To say that there is a huge disconnect between the political world and the financial world is a huge understatement.

At some point, will investors look over this depressing – and rather scary – landscape and take their chips off the table? Or do they really believe that all of this silliness will eventually blow over and Trump – whom the financial markets seem to like, or at least are comfortable with – will arise victorious after the impeachment witch hunt plays itself out and the current field of Democrat presidential wannabes thins out? Continue reading "Ignorance Is Bliss"

That Precious Fed Independence

Well, what do you know? That precious Federal Reserve independence we keep hearing about turns out to be a crock.

That reality was exposed in the most blatant terms last week when William Dudley, just a year removed from his serving as the president of the Federal Reserve Bank of New York – the second most powerful position on the Fed, just below the chair – argued in a Bloomberg op-ed that the current Fed should do absolutely nothing to try to fix the economy if President Trump is hell-bent on destroying it through his tariff war with China.

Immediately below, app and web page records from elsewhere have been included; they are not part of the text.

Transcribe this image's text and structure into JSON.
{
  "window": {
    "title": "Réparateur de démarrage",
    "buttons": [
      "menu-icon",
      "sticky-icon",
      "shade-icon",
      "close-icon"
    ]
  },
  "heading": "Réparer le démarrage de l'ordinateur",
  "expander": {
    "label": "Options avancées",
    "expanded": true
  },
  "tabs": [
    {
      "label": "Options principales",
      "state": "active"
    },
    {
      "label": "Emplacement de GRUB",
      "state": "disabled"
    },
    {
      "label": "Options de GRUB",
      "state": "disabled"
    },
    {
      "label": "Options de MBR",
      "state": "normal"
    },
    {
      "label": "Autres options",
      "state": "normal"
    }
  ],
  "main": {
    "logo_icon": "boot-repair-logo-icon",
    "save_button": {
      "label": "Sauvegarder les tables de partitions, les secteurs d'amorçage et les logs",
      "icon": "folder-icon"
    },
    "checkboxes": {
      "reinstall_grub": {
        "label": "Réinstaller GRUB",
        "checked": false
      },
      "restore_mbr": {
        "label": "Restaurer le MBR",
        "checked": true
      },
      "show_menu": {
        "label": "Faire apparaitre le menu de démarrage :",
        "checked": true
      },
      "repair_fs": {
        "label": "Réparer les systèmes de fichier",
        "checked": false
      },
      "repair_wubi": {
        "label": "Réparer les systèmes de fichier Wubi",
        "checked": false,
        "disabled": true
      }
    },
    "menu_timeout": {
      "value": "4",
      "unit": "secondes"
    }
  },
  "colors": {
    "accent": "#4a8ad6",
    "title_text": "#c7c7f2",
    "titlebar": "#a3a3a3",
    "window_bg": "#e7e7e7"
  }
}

The Fed, he said, shouldn’t “bail out an administration that keeps making bad choices on trade policy, making it abundantly clear that Trump will own the consequences of his actions.”

But he went well beyond that, urging the Fed to use its monetary policy to help defeat Trump in the 2020 president election.

“There’s even an argument that the election itself falls within the Fed’s purview,” he said. “After all, Trump’s reelection arguably presents a threat to the U.S. and global economy, to the Fed’s independence and its ability to achieve its employment and inflation objectives. If the goal of monetary policy is to achieve the best long-term economic outcome, then Fed officials should consider how their decisions will affect the political outcome in 2020.”

Thank you, Mr. Dudley, for that admission. Some of us have suspected, Continue reading "That Precious Fed Independence"

The Fed's Tower Of Babel

There was a profusion of communications and opinions from the Federal Reserve last week. The challenge now is to try to make sense of it all.

The first thing that caught my attention was the release of a survey conducted by the New York Fed measuring how well the Fed communicates its intentions to market makers. It didn’t do so well.

The bank found that a majority, or 15 out of 24, of the primary dealer banks that bid on U.S. Treasury debt auctions and make a market in government securities found the Fed’s communications prior to its July 31 decision to lower interest rates to be “ineffective” or close to it. “Several dealers indicated that they found communication confusing, and several characterized communications from various Fed officials as inconsistent,” the New York Fed said.

A similar survey of money managers found only slightly better results, with exactly half, or 14 of 28, giving the Fed “low grades for communications effectiveness.”

Then, at the Kansas City Fed’s annual “symposium” in Jackson Hole, Wyoming, Athanasios Orphanides, a professor at MIT, released a paper including suggestions on how the Fed can improve how it communicates its policy-making process. While the paper commends the Fed for increasing the amount of information it provides to the public over the past three decades – it surely has – there’s room for improvement in how it communicates that information. Specifically, Orphanides recommended that Fed members provide more details about their confidence or uncertainty in their various economic projections and how those might change given different scenarios or over time.

While all of the information the Fed already provides, and the prospect of more, is good in theory, the problem is that the Fed is providing too much information, which is creating more confusion and uncertainty, rather than less, about exactly where it stands collectively, while businesses, investors and consumers crave simple guidance on the direction of future Fed policy so they can make more intelligent decisions. Continue reading "The Fed's Tower Of Babel"